In the aftermath of the attack, Uriel is taken in by Uwe, a kind-hearted linguist forced to work for the commander of the local Nazi Police, the affably brutal Major Brandt. Uwe wants to keep Uriel safe, but Uriel can’t stay hidden. The angels of his tales have come to him with a dire message: Michael, guardian angel of the Jewish people, is missing. Without their angel, the Jewish people are doomed, and Michael’s angelic brethren cannot search for him in the lands corrupted by Nazi evil.
With the lives of millions at stake, Uriel must find Michael and free him from the clutches of the Angel of Death…even if that means putting Uwe in mortal danger. The Book of Uriel is a heartbreaking blend of historical fiction and Jewish folklore that will enthrall fans of The Book Thief and The World That We Knew.”
About the Author
Elyse Hoffman strives to tell historical tales with new twists: she loves to meld WWII and Jewish history with fantasy, folklore, and the paranormal. She has written six works of Holocaust historical fiction: the five books of The Barracks of the Holocaust and The Book of Uriel.
I’m not gonna lie… I’m not much of a historical fiction reader. I like them every once in awhile, but it’s not a genre towards which I gravitate. But, when I saw the cover of this book, I just had to give it a try. I’m so glad I did, too, because this book was much more than I was expecting!
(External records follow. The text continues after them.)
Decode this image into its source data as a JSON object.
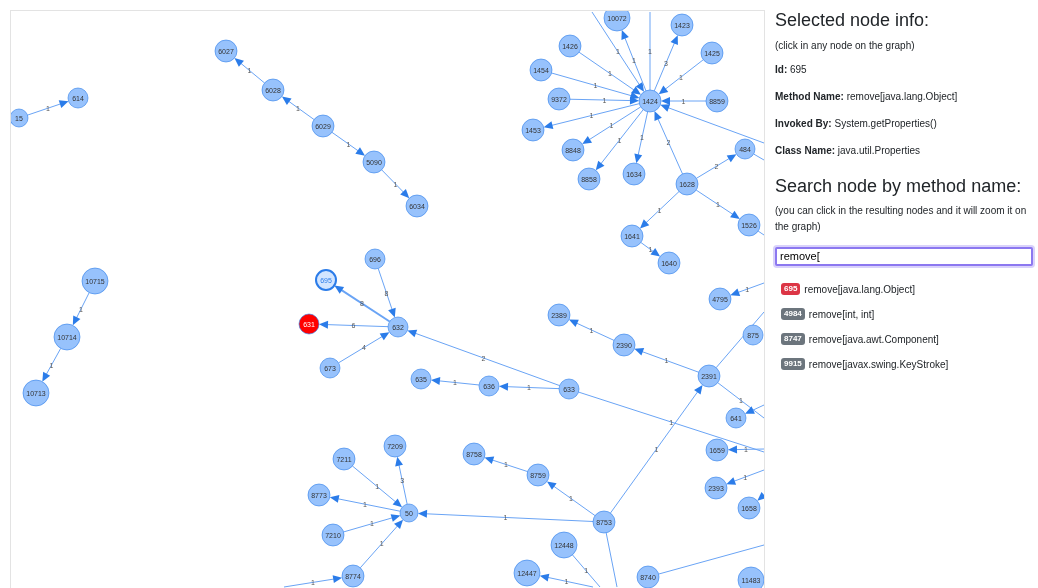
{
  "graph": {
    "nodes": [
      {
        "label": "15",
        "selected": false,
        "color": "#97c2fc"
      },
      {
        "label": "614",
        "selected": false,
        "color": "#97c2fc"
      },
      {
        "label": "6027",
        "selected": false,
        "color": "#97c2fc"
      },
      {
        "label": "6028",
        "selected": false,
        "color": "#97c2fc"
      },
      {
        "label": "6029",
        "selected": false,
        "color": "#97c2fc"
      },
      {
        "label": "5090",
        "selected": false,
        "color": "#97c2fc"
      },
      {
        "label": "6034",
        "selected": false,
        "color": "#97c2fc"
      },
      {
        "label": "10715",
        "selected": false,
        "color": "#97c2fc"
      },
      {
        "label": "10714",
        "selected": false,
        "color": "#97c2fc"
      },
      {
        "label": "10713",
        "selected": false,
        "color": "#97c2fc"
      },
      {
        "label": "696",
        "selected": false,
        "color": "#97c2fc"
      },
      {
        "label": "695",
        "selected": true,
        "color": "#d2e5ff"
      },
      {
        "label": "632",
        "selected": false,
        "color": "#97c2fc"
      },
      {
        "label": "631",
        "selected": false,
        "color": "#ff0000"
      },
      {
        "label": "673",
        "selected": false,
        "color": "#97c2fc"
      },
      {
        "label": "635",
        "selected": false,
        "color": "#97c2fc"
      },
      {
        "label": "636",
        "selected": false,
        "color": "#97c2fc"
      },
      {
        "label": "633",
        "selected": false,
        "color": "#97c2fc"
      },
      {
        "label": "7209",
        "selected": false,
        "color": "#97c2fc"
      },
      {
        "label": "7211",
        "selected": false,
        "color": "#97c2fc"
      },
      {
        "label": "8773",
        "selected": false,
        "color": "#97c2fc"
      },
      {
        "label": "7210",
        "selected": false,
        "color": "#97c2fc"
      },
      {
        "label": "50",
        "selected": false,
        "color": "#97c2fc"
      },
      {
        "label": "8774",
        "selected": false,
        "color": "#97c2fc"
      },
      {
        "label": "8758",
        "selected": false,
        "color": "#97c2fc"
      },
      {
        "label": "8759",
        "selected": false,
        "color": "#97c2fc"
      },
      {
        "label": "8753",
        "selected": false,
        "color": "#97c2fc"
      },
      {
        "label": "12448",
        "selected": false,
        "color": "#97c2fc"
      },
      {
        "label": "12447",
        "selected": false,
        "color": "#97c2fc"
      },
      {
        "label": "8740",
        "selected": false,
        "color": "#97c2fc"
      },
      {
        "label": "11483",
        "selected": false,
        "color": "#97c2fc"
      },
      {
        "label": "2389",
        "selected": false,
        "color": "#97c2fc"
      },
      {
        "label": "2390",
        "selected": false,
        "color": "#97c2fc"
      },
      {
        "label": "2391",
        "selected": false,
        "color": "#97c2fc"
      },
      {
        "label": "4795",
        "selected": false,
        "color": "#97c2fc"
      },
      {
        "label": "875",
        "selected": false,
        "color": "#97c2fc"
      },
      {
        "label": "641",
        "selected": false,
        "color": "#97c2fc"
      },
      {
        "label": "1659",
        "selected": false,
        "color": "#97c2fc"
      },
      {
        "label": "2393",
        "selected": false,
        "color": "#97c2fc"
      },
      {
        "label": "1658",
        "selected": false,
        "color": "#97c2fc"
      },
      {
        "label": "1424",
        "selected": false,
        "color": "#97c2fc"
      },
      {
        "label": "10072",
        "selected": false,
        "color": "#97c2fc"
      },
      {
        "label": "1423",
        "selected": false,
        "color": "#97c2fc"
      },
      {
        "label": "1426",
        "selected": false,
        "color": "#97c2fc"
      },
      {
        "label": "1425",
        "selected": false,
        "color": "#97c2fc"
      },
      {
        "label": "1454",
        "selected": false,
        "color": "#97c2fc"
      },
      {
        "label": "9372",
        "selected": false,
        "color": "#97c2fc"
      },
      {
        "label": "8859",
        "selected": false,
        "color": "#97c2fc"
      },
      {
        "label": "1453",
        "selected": false,
        "color": "#97c2fc"
      },
      {
        "label": "8848",
        "selected": false,
        "color": "#97c2fc"
      },
      {
        "label": "8858",
        "selected": false,
        "color": "#97c2fc"
      },
      {
        "label": "1634",
        "selected": false,
        "color": "#97c2fc"
      },
      {
        "label": "484",
        "selected": false,
        "color": "#97c2fc"
      },
      {
        "label": "1628",
        "selected": false,
        "color": "#97c2fc"
      },
      {
        "label": "1641",
        "selected": false,
        "color": "#97c2fc"
      },
      {
        "label": "1526",
        "selected": false,
        "color": "#97c2fc"
      },
      {
        "label": "1640",
        "selected": false,
        "color": "#97c2fc"
      }
    ],
    "edge_labels": [
      "1",
      "1",
      "1",
      "1",
      "1",
      "1",
      "1",
      "8",
      "8",
      "6",
      "4",
      "2",
      "1",
      "1",
      "1",
      "1",
      "1",
      "1",
      "1",
      "1",
      "1",
      "1",
      "1",
      "1",
      "1",
      "3",
      "1",
      "1",
      "1",
      "1",
      "1",
      "1",
      "1",
      "1",
      "1",
      "1",
      "3",
      "1",
      "1",
      "1",
      "1",
      "1",
      "1",
      "1",
      "1",
      "1",
      "2",
      "2",
      "1",
      "1",
      "1"
    ]
  },
  "selected_info": {
    "title": "Selected node info:",
    "hint": "(click in any node on the graph)",
    "lines": [
      "**Id:** 695",
      "**Method Name:** remove[java.lang.Object]",
      "**Invoked By:** System.getProperties()",
      "**Class Name:** java.util.Properties"
    ]
  },
  "search": {
    "title": "Search node by method name:",
    "hint": "(you can click in the resulting nodes and it will zoom it on the graph)",
    "value": "remove[",
    "results": [
      {
        "id": "695",
        "text": "remove[java.lang.Object]",
        "color": "#dc3545"
      },
      {
        "id": "4984",
        "text": "remove[int, int]",
        "color": "#6c757d"
      },
      {
        "id": "8747",
        "text": "remove[java.awt.Component]",
        "color": "#6c757d"
      },
      {
        "id": "9915",
        "text": "remove[javax.swing.KeyStroke]",
        "color": "#6c757d"
      }
    ]
  }
}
We follow the story of two principle players: Uwe, a German linguist assigned to help the Nazi Order Police during WWII and Uriel, a young, mute Jewish boy who has just suffered a devastating loss. Uriel’s entire town has been decimated in a vicious attack. Alone and afraid, he is visited by angels and given a heavenly task: find and free the Archangel Michael, the guardian angel of the Jewish people. In the process of completing his quest, Uriel is found and hidden by Uwe, who is starting to realize that the Nazis are worse than he could have imagined. Uriel is determined to save his people, but will his efforts put the man trying to protect him at risk?
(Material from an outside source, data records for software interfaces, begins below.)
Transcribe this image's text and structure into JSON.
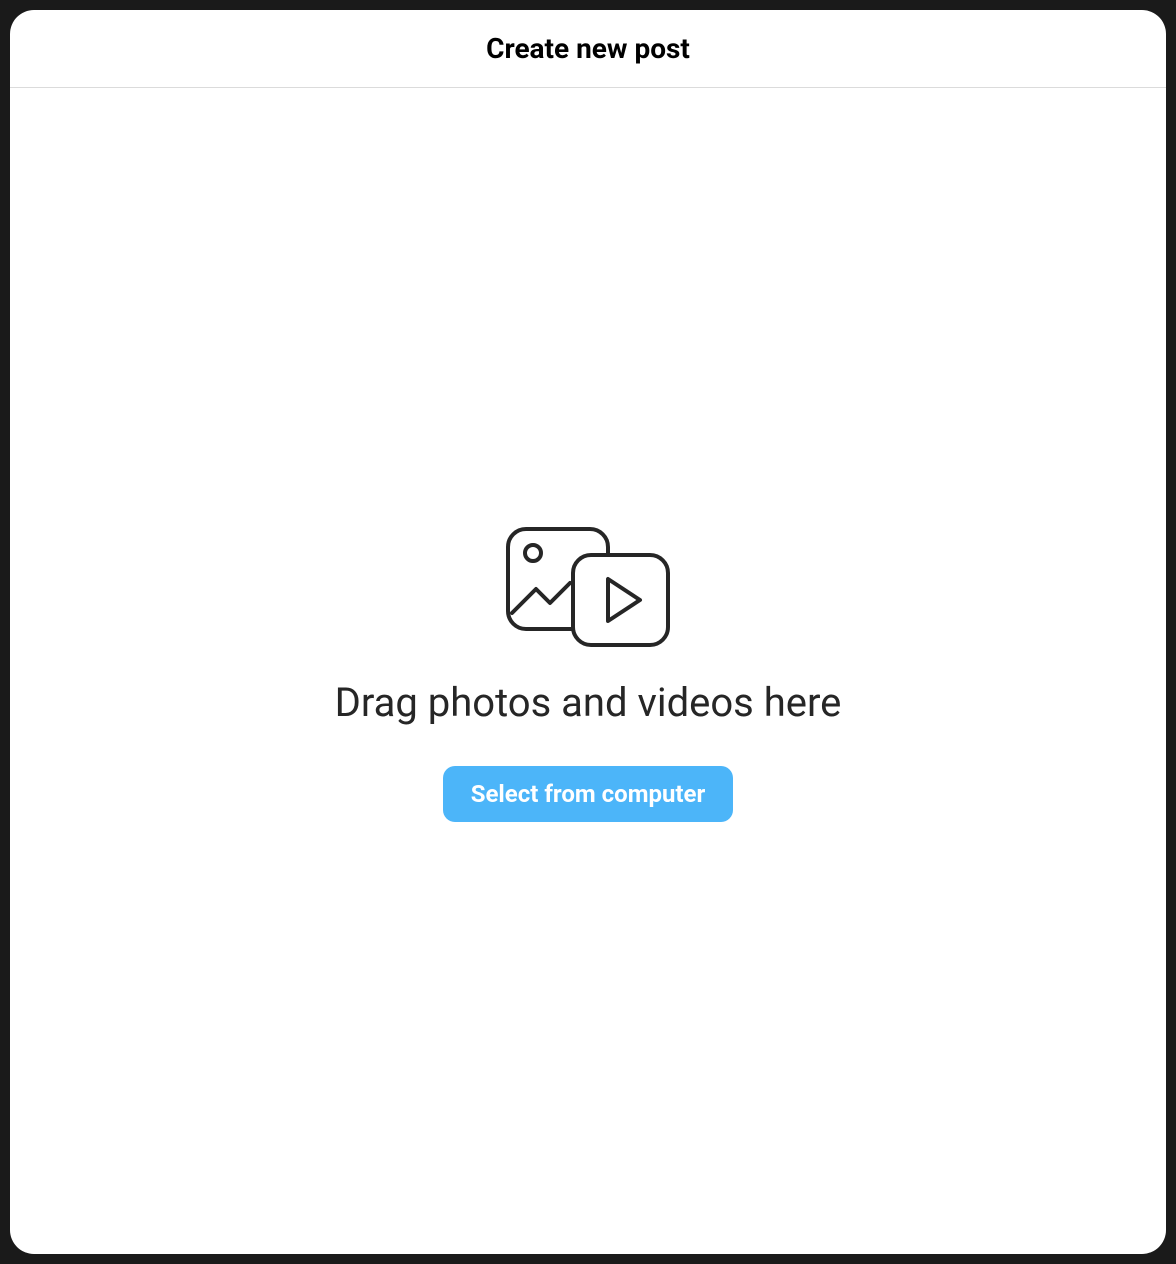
{
  "modal": {
    "title": "Create new post",
    "body": {
      "drag_text": "Drag photos and videos here",
      "select_button_label": "Select from computer"
    }
  }
}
This was such an enthralling read! From the moment the angels appeared until the end of the book, I was completely wrapped up in Uriel and Uwe’s stories. I loved all the Jewish folklore strewn throughout this story and how it was interwoven into the world. There are several times, of course, were this was not an easy read. We are dealing with Nazis in occupied Poland. There were bound to some pretty brutal scenes. I feel like they were handled with such care, though. These are very real events that happened to very real people and I like that the book highlights it in a way that grabs your attention and makes you think. But I also enjoyed the overall hopeful note that runs throughout this story, especially when it comes to little Uriel.
Uriel is such a gem of a character. He’s smart and resourceful, sweet and kind, and he’s willing to do anything to help his people. There’s so much placed on him at the beginning of this book, but he just nods and takes it one step at a time. I also loved his relationship with Uwe. It’s interesting watching him interact with all these legendary items that, to Uwe, are just worn down pieces of junk. I loved how their stories interweaved and, though I wasn’t the biggest fan of the end of their story, it still left me with a warm feeling in my heart.
Final thoughts: This was such an engaging story! I was completely immersed by the end of the first page and sped through the rest. The pacing is great, the characters are magnificent, and I love the mixture of historical topics and folklore. My favorite part has to be the relationship between our titular character, Uriel and the German that tries to help him, Uwe. I also loved following Uriel on his quest as he solved puzzles and gathers artifacts. Even though historical fiction is not usually my jam, this hit just the right notes to make me love it. If you enjoy historical fiction that doesn’t shy away from the horrors of WWII and mixes in just the right amount of the otherworldly, I think you would like The Book of Uriel!